Pop Culture Happy Hour (or PCHH) is a regular Friday afternoon pastime of mine. This past Friday they were discussing “Pop Culture Myopias” or areas of pop culture that you love despite any evidence to the contrary, otherwise known as the “Billy Joel” line.
For myself this myopia is pretty obvious: Isaac Asimov.
In the words of Professor Frink: “So many books, not too many good.”
I read most of the Asimov canon sometime between Middle School and the end of High School. I have read all seven of the Foundation books, the four robot novels, and hundreds of short stories and lesser novels. My bookshelves downstairs are lined with back issues of his science-fiction magazine, back when he wrote the editorial column.
Now don’t get me wrong, Asimov is one of the best science (fiction or otherwise) thinkers of all time. The three laws of robotics formed the basis of countless stories, and are even adopted as general principles by many researching AI.

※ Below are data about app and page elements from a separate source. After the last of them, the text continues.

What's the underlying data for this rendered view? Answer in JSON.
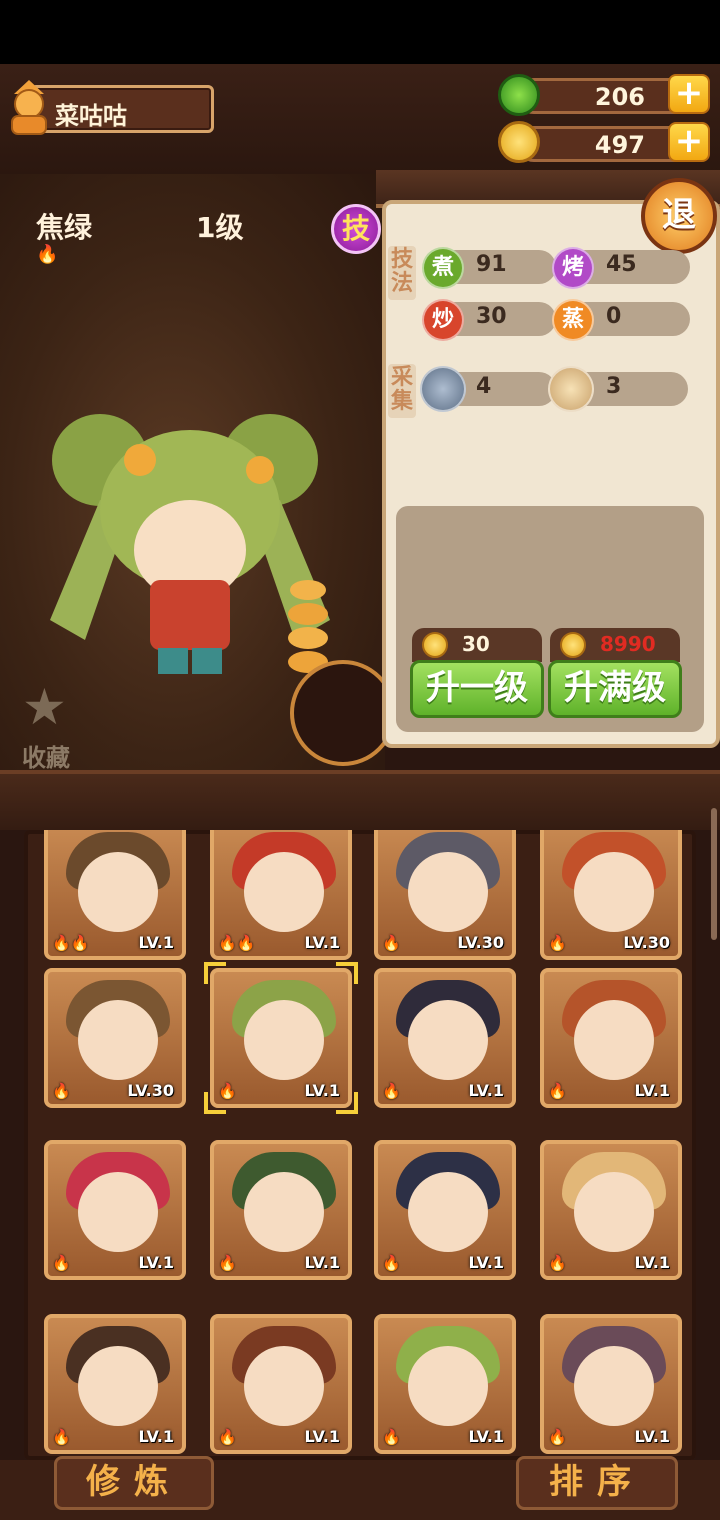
{
  "player": {
    "name": "菜咕咕"
  },
  "resources": [
    {
      "name": "jade",
      "value": "206"
    },
    {
      "name": "coins",
      "value": "497"
    }
  ],
  "chef": {
    "name": "焦绿",
    "level": "1级",
    "skill_badge": "技",
    "favorite_label": "收藏"
  },
  "retreat_label": "退",
  "panel": {
    "technique_label": "技法",
    "gather_label": "采集",
    "techniques": [
      {
        "icon": "煮",
        "value": "91",
        "color": "#6aa92c"
      },
      {
        "icon": "烤",
        "value": "45",
        "color": "#b14ac7"
      },
      {
        "icon": "炒",
        "value": "30",
        "color": "#d8452c"
      },
      {
        "icon": "蒸",
        "value": "0",
        "color": "#f08a24"
      }
    ],
    "gathers": [
      {
        "icon": "fish-icon",
        "value": "4"
      },
      {
        "icon": "bun-icon",
        "value": "3"
      }
    ],
    "upgrade_one": {
      "cost": "30",
      "label": "升一级"
    },
    "upgrade_max": {
      "cost": "8990",
      "label": "升满级"
    }
  },
  "cards": [
    {
      "lv": "LV.1",
      "flames": "🔥🔥",
      "hair": "#6b4a2c"
    },
    {
      "lv": "LV.1",
      "flames": "🔥🔥",
      "hair": "#c43a28"
    },
    {
      "lv": "LV.30",
      "flames": "🔥",
      "hair": "#5d5a66"
    },
    {
      "lv": "LV.30",
      "flames": "🔥",
      "hair": "#c2512a"
    },
    {
      "lv": "LV.30",
      "flames": "🔥",
      "hair": "#7b5632"
    },
    {
      "lv": "LV.1",
      "flames": "🔥",
      "hair": "#8ca348"
    },
    {
      "lv": "LV.1",
      "flames": "🔥",
      "hair": "#2f2b3a"
    },
    {
      "lv": "LV.1",
      "flames": "🔥",
      "hair": "#b5542a"
    },
    {
      "lv": "LV.1",
      "flames": "🔥",
      "hair": "#c8344a"
    },
    {
      "lv": "LV.1",
      "flames": "🔥",
      "hair": "#3e5a2f"
    },
    {
      "lv": "LV.1",
      "flames": "🔥",
      "hair": "#2d3046"
    },
    {
      "lv": "LV.1",
      "flames": "🔥",
      "hair": "#e2b778"
    },
    {
      "lv": "LV.1",
      "flames": "🔥",
      "hair": "#4a3022"
    },
    {
      "lv": "LV.1",
      "flames": "🔥",
      "hair": "#7a3a22"
    },
    {
      "lv": "LV.1",
      "flames": "🔥",
      "hair": "#8fb04a"
    },
    {
      "lv": "LV.1",
      "flames": "🔥",
      "hair": "#6a4b58"
    }
  ],
  "bottom": {
    "cultivate_label": "修炼",
    "sort_label": "排序"
  }
}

- A robot may not injure a human being or, through inaction, allow a human being to come to harm.
- A robot must obey the orders given to it by human beings, except where such orders would conflict with the First Law.
- A robot must protect its own existence as long as such protection does not conflict with the First or Second Law.
The Powell and Donovan robot stories in particular are probably one of the reasons why I’m an engineer, and have influenced some of my writing including Atlantia.
The Foundation series introduced the idea of using mathematics for societal change. And even the detective stories like The Caves of Steel, or the Black Widowers stories offered intellectual puzzles, or noir-esque mysteries that were stylistically formative to a young writer.
But the man can’t write women to save his life, a flaw which is by no means unique among authors of his time, but nonetheless damning. His later books are probably twice as long as they need to be, and riddled with bizarre philosophies of Gaia, or the following:
A breakfast pastry, kind of like a croissant or baklava, filled with a warm honey like filling that is so messy it must be eaten naked.
And let’s not forget the chops:
Granted, if you shaved out the middle of my beard at the moment, I’d be rockin’ chops of equal magnitude, but still.
His prose can be painful. It certainly doesn’t have the poetic quality of Bradbury (though at least he’s not as dull as Clarke).
And yet I love him. An Asimov book that I do not own is probably one of the few physical books I buy without even thinking twice. Sometimes even duplicate copies. My paperbacks of Asimov are all dog-eared and well loved from multiple readings. I listen to audiobooks, and I even love the two Asimov movies, even though I, Robot is nothing like the book, and Bicentennial Man suffers a serious case of Robin Williams.
And his essays are hilarious, even ones on science topics that are long out of date. He tells funny dirty jokes and his voice is a unique one to say the least. And he’s responsible for this guy and his positronic brain:
I know that I will be introducing Asimov to my children, probably one of the first books my mom suggested to me, the aforementioned Caves of Steel. And I’ll be reading him for years to come, no matter what anyone says.
What are your pop-culture myopias?
6 responses to “My Pop-Culture Myopia”
Mine is Heinlein – I can always mine new entertainment and information from his writing. (And of course, TOS)
I have read very little of Heinlein, except when I was younger. Still have The Moon is a Harsh Mistress on my list.
Mine would be James Clavell. He writes of Asia very sympathetically, especially for someone who suffered at the hands of the Japanese during WW2. However, to understand his politics and love for Ayn Rand boggles the mind.
I’ve read some of Shogun and remember enjoying it, though I can’t remember why I put it down. Anyone who loves Ayn Rand is a little baffling to me but hey, good writing or at least good storytelling is good storytelling.
when I was a kid, Ray Bradbury was my sci-fi fave. Funny you should mention Caves of Steel here, as I have begun reading the series for the first time. I had two thoughts on Caves. First, you are so right about women. No depth or reality to the wife, whatsoever. Second, there is a stated history that this detective is brilliant, but we get no evidence of it as we learn the character, only dramatic failures strung together. Obviously the art of construction improves as the author matured. I can only hope the same for myself.
Nice overview! I’m new to Asimov, and hope to read much more. I did notice his lack of female characters, and included it in a write-up I did of Foundation. It got published over at The Stake (an excellent pop culture blog if you haven’t heard of it) and you may be interested in checking it out. I’d love to know your thoughts! Take care.